Britains manufacturers have been supporting their drive to secure new markets, raise innovation performance and increase productivity by investing in IT and lean solutions.
The breadth of investment by companies boosted the competitiveness of manufacturing when times were good and now leaves them in better stead as the economy enters a downturn according to a survey on productivity published by EEF, the manufacturers organisation and Infor.
Commenting, EEF Chief Economist, Steve Radley said: The use of lean and IT to support companies efforts to improve productivity are clearly bearing fruit. On going investment in new technology solutions and manufacturing processes will leave companies in a stronger position to face the current economic downturn.
Over three-fifths of manufacturers claim recent investments in lean initiatives to reduce waste, improve the supply chain, reduce delivery times and focus on continuous improvement have achieved their objectives, while a further 11% say they have exceeded them. Overall the survey shows that manufacturers have been making significant progress in improving both productivity and profitability in recent years
But there is clearly scope to do more. In a more difficult economic climate, continuing to invest where possible can only add to a companys competitive advantage.
The survey shows that companies main focus on improving innovation, customer service and production efficiency has been underpinned by increased investment in IT, coupled with a greater focus on lean manufacturing. This has contributed to tangible, bottom line benefits for UK manufacturers.
Responding to the challenges and opportunities of globalisation with strategies to deliver higher-value goods and services to customers has been a priority in recent years.

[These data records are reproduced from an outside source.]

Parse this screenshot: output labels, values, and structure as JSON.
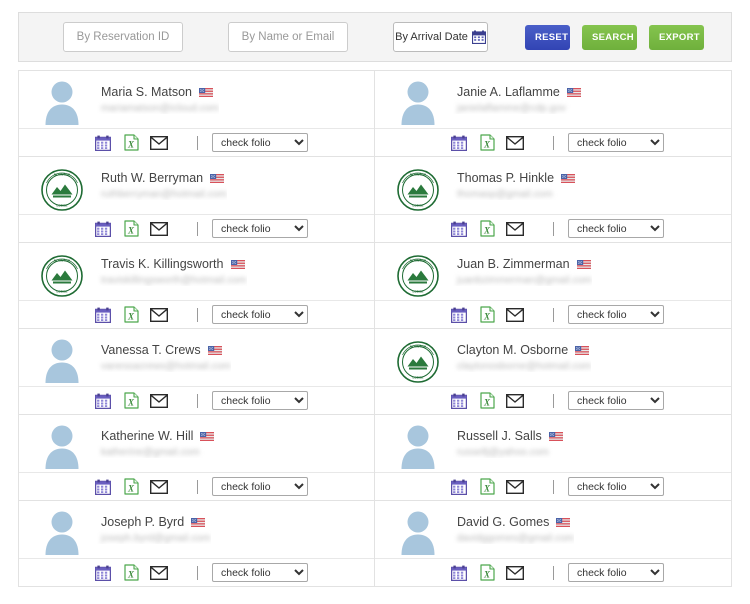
{
  "toolbar": {
    "reservation_placeholder": "By Reservation ID",
    "name_email_placeholder": "By Name or Email",
    "reservation_value": "",
    "name_email_value": "",
    "arrival_date_label": "By Arrival Date",
    "calendar_icon": "calendar-icon",
    "reset_label": "RESET",
    "search_label": "SEARCH",
    "export_label": "EXPORT",
    "colors": {
      "reset": "#3b4cbb",
      "search": "#7bbd45",
      "export": "#7bbd45",
      "toolbar_bg": "#f4f4f4",
      "border": "#dddddd"
    }
  },
  "actions": {
    "calendar_icon": "calendar-icon",
    "excel_icon": "excel-file-icon",
    "email_icon": "envelope-icon",
    "folio_selected": "check folio",
    "folio_options": [
      "check folio"
    ]
  },
  "guests": [
    {
      "name": "Maria S. Matson",
      "email": "mariamatson@icloud.com",
      "avatar": "person-placeholder",
      "flag": "us-flag-icon",
      "folio": "check folio"
    },
    {
      "name": "Janie A. Laflamme",
      "email": "janielaflamme@cdp.gov",
      "avatar": "person-placeholder",
      "flag": "us-flag-icon",
      "folio": "check folio"
    },
    {
      "name": "Ruth W. Berryman",
      "email": "ruthberryman@hotmail.com",
      "avatar": "lodge-logo",
      "flag": "us-flag-icon",
      "folio": "check folio"
    },
    {
      "name": "Thomas P. Hinkle",
      "email": "thomasp@gmail.com",
      "avatar": "lodge-logo",
      "flag": "us-flag-icon",
      "folio": "check folio"
    },
    {
      "name": "Travis K. Killingsworth",
      "email": "traviskillingsworth@hotmail.com",
      "avatar": "lodge-logo",
      "flag": "us-flag-icon",
      "folio": "check folio"
    },
    {
      "name": "Juan B. Zimmerman",
      "email": "juanbzimmerman@gmail.com",
      "avatar": "lodge-logo",
      "flag": "us-flag-icon",
      "folio": "check folio"
    },
    {
      "name": "Vanessa T. Crews",
      "email": "vanessacrews@hotmail.com",
      "avatar": "person-placeholder",
      "flag": "us-flag-icon",
      "folio": "check folio"
    },
    {
      "name": "Clayton M. Osborne",
      "email": "claytonosborne@hotmail.com",
      "avatar": "lodge-logo",
      "flag": "us-flag-icon",
      "folio": "check folio"
    },
    {
      "name": "Katherine W. Hill",
      "email": "katherine@gmail.com",
      "avatar": "person-placeholder",
      "flag": "us-flag-icon",
      "folio": "check folio"
    },
    {
      "name": "Russell J. Salls",
      "email": "russellj@yahoo.com",
      "avatar": "person-placeholder",
      "flag": "us-flag-icon",
      "folio": "check folio"
    },
    {
      "name": "Joseph P. Byrd",
      "email": "joseph.byrd@gmail.com",
      "avatar": "person-placeholder",
      "flag": "us-flag-icon",
      "folio": "check folio"
    },
    {
      "name": "David G. Gomes",
      "email": "davidggomes@gmail.com",
      "avatar": "person-placeholder",
      "flag": "us-flag-icon",
      "folio": "check folio"
    }
  ]
}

But a significant minority of companies have not yet considered implementing lean.
Over the last two years more than half the companies asked had increased their investment in IT solutions with the aim of delivering better overall innovation performance to improve manufacturing operations, highlighting that physical production still remains the bedrock of modern industry.
Top of the investment priority list is IT to improve planning operations (63%). Better reporting and analysis (59%) ranks second, as does investment to support new product development (50%).
Phil Burgess, Business Consulting Director, Infor, says: The benefits of lean have long been recognised, and it is no surprise that the research highlights that rewards are greatest for those companies that implement lean across the whole business. However it is important to keep in mind that as we enter a period of negative growth and squeezed budgets, we are likely to see more examples of manufacturers making smaller, incremental investments in IT, the impact of which should not be underestimated. These investments need to provide rapid and proven returns and be non-disruptive